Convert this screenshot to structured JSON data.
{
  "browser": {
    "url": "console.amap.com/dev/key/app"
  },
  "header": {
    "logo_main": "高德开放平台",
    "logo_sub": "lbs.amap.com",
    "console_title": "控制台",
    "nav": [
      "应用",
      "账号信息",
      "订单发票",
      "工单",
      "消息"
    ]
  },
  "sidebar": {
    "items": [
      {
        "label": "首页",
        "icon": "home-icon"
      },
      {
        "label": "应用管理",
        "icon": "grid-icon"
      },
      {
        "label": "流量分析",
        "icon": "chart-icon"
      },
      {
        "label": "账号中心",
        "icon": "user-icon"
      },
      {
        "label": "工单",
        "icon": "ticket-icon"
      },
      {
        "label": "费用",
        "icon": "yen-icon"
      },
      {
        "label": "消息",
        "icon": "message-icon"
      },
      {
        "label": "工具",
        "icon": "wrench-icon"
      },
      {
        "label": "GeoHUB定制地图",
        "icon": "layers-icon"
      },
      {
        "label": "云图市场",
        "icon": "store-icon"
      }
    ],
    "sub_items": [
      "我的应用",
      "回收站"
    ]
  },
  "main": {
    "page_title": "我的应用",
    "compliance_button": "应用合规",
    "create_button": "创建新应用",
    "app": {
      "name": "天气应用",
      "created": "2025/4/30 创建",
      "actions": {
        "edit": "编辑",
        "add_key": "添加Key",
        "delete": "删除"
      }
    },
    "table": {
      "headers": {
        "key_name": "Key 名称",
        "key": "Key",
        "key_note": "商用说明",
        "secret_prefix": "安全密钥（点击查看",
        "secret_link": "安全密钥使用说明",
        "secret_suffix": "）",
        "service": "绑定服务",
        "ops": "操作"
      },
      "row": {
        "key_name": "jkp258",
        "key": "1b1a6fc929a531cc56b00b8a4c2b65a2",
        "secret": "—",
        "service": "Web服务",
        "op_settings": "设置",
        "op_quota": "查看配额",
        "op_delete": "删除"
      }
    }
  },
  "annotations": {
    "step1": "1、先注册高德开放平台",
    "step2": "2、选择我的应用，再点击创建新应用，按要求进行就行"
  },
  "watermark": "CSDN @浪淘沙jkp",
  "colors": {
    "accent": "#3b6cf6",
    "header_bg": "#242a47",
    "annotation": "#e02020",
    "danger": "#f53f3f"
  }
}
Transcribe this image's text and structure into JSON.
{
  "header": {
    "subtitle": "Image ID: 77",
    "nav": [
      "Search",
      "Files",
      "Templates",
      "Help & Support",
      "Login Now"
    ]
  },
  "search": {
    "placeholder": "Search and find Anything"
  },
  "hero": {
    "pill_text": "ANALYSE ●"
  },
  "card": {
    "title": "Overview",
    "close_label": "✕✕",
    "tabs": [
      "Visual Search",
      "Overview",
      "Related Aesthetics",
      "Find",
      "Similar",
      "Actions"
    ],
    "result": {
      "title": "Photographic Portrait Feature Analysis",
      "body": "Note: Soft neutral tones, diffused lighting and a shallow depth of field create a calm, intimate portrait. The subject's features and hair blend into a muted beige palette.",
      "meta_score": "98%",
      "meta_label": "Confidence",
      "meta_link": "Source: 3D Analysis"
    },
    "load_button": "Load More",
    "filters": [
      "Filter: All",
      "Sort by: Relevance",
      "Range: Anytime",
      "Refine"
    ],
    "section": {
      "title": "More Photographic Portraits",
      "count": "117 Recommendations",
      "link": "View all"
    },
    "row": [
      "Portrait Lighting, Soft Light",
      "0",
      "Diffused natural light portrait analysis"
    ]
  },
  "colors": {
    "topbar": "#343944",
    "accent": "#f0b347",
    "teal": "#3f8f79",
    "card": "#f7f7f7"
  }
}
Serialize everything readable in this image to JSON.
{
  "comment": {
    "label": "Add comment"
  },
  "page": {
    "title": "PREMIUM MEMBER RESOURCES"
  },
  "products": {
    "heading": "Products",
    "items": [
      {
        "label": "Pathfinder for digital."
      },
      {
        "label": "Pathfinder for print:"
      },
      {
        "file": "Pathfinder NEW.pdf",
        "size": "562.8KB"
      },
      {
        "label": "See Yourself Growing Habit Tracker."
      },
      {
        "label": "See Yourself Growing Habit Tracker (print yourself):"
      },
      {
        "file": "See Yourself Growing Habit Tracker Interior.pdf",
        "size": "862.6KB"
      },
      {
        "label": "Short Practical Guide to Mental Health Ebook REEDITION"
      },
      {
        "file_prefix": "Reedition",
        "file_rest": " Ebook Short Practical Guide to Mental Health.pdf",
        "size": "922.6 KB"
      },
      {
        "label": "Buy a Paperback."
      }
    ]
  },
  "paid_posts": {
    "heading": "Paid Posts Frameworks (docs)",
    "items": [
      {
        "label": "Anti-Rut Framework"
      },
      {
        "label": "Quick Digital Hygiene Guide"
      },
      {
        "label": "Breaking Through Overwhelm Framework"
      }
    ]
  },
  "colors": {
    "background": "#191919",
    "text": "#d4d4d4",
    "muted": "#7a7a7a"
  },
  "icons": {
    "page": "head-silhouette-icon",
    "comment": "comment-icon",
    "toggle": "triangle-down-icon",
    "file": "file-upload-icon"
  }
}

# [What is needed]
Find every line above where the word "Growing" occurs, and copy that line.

# [Solved problem]
        "label": "See Yourself Growing Habit Tracker."
        "label": "See Yourself Growing Habit Tracker (print yourself):"
        "file": "See Yourself Growing Habit Tracker Interior.pdf",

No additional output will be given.